======== Available records

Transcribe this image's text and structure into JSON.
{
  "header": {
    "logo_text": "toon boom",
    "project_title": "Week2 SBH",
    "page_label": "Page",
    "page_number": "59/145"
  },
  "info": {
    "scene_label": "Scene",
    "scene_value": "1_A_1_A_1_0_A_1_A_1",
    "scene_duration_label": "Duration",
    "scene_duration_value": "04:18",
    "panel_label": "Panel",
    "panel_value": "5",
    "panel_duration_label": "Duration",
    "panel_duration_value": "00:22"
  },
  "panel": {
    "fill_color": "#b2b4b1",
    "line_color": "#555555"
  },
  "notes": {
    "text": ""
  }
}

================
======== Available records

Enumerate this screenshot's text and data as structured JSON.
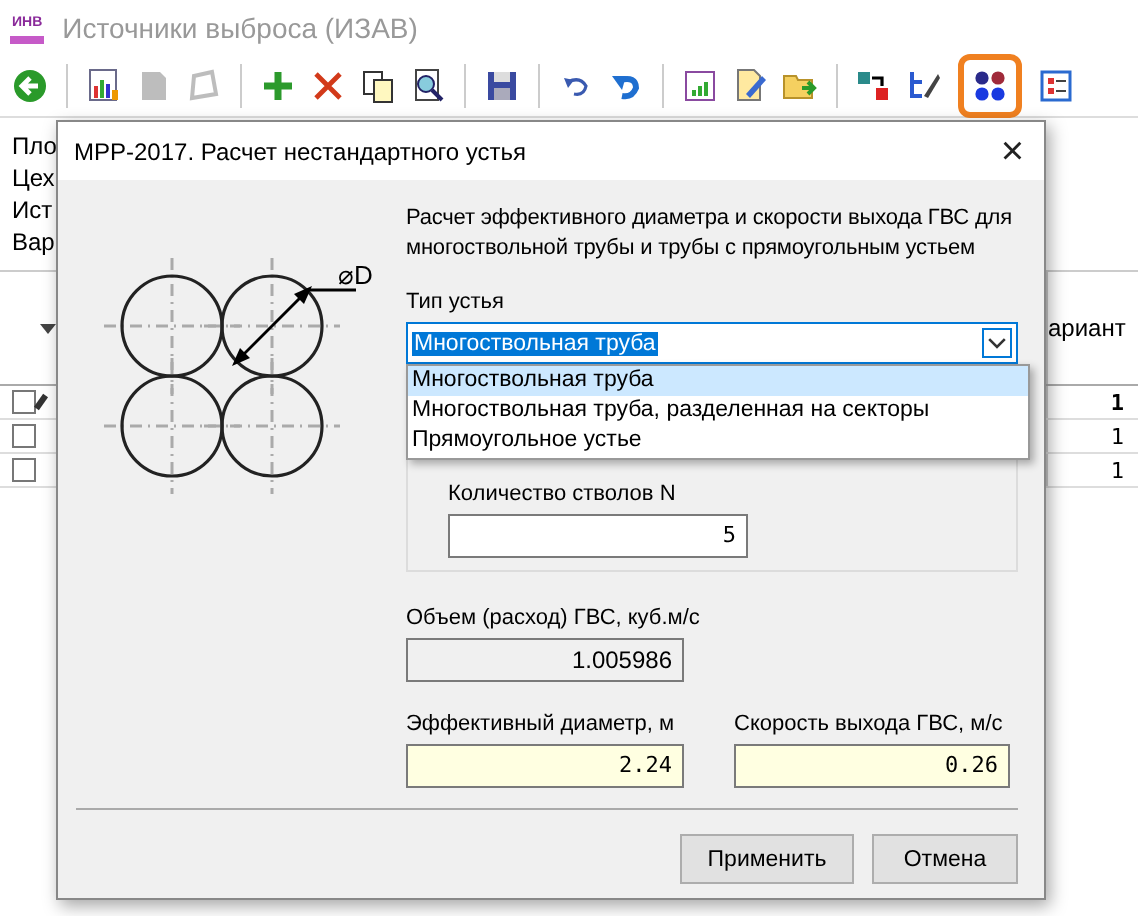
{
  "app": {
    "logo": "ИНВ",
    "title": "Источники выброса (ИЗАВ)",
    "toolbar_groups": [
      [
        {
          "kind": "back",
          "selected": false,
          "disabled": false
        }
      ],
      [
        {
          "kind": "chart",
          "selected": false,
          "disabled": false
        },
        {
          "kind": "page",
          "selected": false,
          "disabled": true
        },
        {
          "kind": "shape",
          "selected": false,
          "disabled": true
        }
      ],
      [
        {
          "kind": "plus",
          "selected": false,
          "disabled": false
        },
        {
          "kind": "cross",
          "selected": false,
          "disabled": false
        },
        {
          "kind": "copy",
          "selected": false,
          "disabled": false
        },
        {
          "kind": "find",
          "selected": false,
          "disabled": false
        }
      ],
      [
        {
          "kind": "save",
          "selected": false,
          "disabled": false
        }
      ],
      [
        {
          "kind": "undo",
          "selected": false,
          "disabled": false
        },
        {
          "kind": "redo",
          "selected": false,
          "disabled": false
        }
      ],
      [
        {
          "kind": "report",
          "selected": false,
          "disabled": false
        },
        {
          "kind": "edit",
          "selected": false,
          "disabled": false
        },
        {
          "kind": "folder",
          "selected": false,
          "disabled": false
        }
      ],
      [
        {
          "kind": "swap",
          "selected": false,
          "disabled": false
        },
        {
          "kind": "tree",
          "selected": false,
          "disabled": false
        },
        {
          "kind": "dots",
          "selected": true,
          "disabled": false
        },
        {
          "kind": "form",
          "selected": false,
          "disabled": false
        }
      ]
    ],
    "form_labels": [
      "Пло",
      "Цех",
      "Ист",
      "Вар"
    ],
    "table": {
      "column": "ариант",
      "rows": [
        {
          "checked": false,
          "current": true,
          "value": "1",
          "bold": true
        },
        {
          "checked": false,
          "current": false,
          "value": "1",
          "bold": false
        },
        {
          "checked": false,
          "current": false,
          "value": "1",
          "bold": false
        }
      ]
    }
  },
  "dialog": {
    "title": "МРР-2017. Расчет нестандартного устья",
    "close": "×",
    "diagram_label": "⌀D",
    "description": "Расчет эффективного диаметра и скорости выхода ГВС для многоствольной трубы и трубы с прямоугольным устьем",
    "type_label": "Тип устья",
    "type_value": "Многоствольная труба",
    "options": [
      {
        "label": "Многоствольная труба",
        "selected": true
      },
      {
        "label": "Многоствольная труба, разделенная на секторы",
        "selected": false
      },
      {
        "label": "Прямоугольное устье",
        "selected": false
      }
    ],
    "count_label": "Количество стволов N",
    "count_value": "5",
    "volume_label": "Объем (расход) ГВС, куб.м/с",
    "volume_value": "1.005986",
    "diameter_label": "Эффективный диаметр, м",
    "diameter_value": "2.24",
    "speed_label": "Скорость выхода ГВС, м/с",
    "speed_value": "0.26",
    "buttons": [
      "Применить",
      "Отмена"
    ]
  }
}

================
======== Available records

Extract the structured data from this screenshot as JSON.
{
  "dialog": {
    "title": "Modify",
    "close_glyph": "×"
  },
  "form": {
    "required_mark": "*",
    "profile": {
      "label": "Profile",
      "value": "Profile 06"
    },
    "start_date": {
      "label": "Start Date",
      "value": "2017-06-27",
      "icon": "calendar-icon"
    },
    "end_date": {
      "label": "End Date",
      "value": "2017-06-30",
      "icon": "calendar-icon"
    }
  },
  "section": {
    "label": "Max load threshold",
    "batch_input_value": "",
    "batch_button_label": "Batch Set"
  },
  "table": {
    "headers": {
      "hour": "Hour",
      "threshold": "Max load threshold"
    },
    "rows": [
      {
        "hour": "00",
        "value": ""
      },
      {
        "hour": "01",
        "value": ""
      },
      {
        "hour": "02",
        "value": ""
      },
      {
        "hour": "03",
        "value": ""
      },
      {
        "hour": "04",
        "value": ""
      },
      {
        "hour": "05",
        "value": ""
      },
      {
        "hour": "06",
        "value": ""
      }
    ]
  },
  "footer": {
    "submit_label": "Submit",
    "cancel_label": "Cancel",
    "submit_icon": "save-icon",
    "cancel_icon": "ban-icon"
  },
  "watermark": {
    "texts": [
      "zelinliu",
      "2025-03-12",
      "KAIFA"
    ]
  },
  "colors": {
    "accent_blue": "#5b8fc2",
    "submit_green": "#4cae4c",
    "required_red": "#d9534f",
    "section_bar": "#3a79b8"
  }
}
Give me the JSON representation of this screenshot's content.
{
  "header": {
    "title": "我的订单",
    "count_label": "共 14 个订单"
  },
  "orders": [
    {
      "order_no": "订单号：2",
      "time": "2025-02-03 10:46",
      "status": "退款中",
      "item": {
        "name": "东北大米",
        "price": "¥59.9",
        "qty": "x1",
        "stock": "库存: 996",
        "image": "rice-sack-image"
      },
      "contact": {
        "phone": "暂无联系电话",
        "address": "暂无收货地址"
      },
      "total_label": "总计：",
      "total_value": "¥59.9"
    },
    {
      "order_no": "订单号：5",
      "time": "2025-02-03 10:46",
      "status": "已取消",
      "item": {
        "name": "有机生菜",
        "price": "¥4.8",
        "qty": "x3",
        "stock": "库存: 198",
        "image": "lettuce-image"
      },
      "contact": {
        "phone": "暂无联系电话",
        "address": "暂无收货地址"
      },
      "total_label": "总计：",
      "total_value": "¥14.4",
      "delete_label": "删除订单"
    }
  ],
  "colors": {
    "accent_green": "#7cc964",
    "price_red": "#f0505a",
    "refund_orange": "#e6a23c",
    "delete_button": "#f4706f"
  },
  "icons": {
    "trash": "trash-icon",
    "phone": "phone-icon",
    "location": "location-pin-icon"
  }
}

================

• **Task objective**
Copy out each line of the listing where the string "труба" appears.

• **Task solution**
    "type_value": "Многоствольная труба",
        "label": "Многоствольная труба",
        "label": "Многоствольная труба, разделенная на секторы",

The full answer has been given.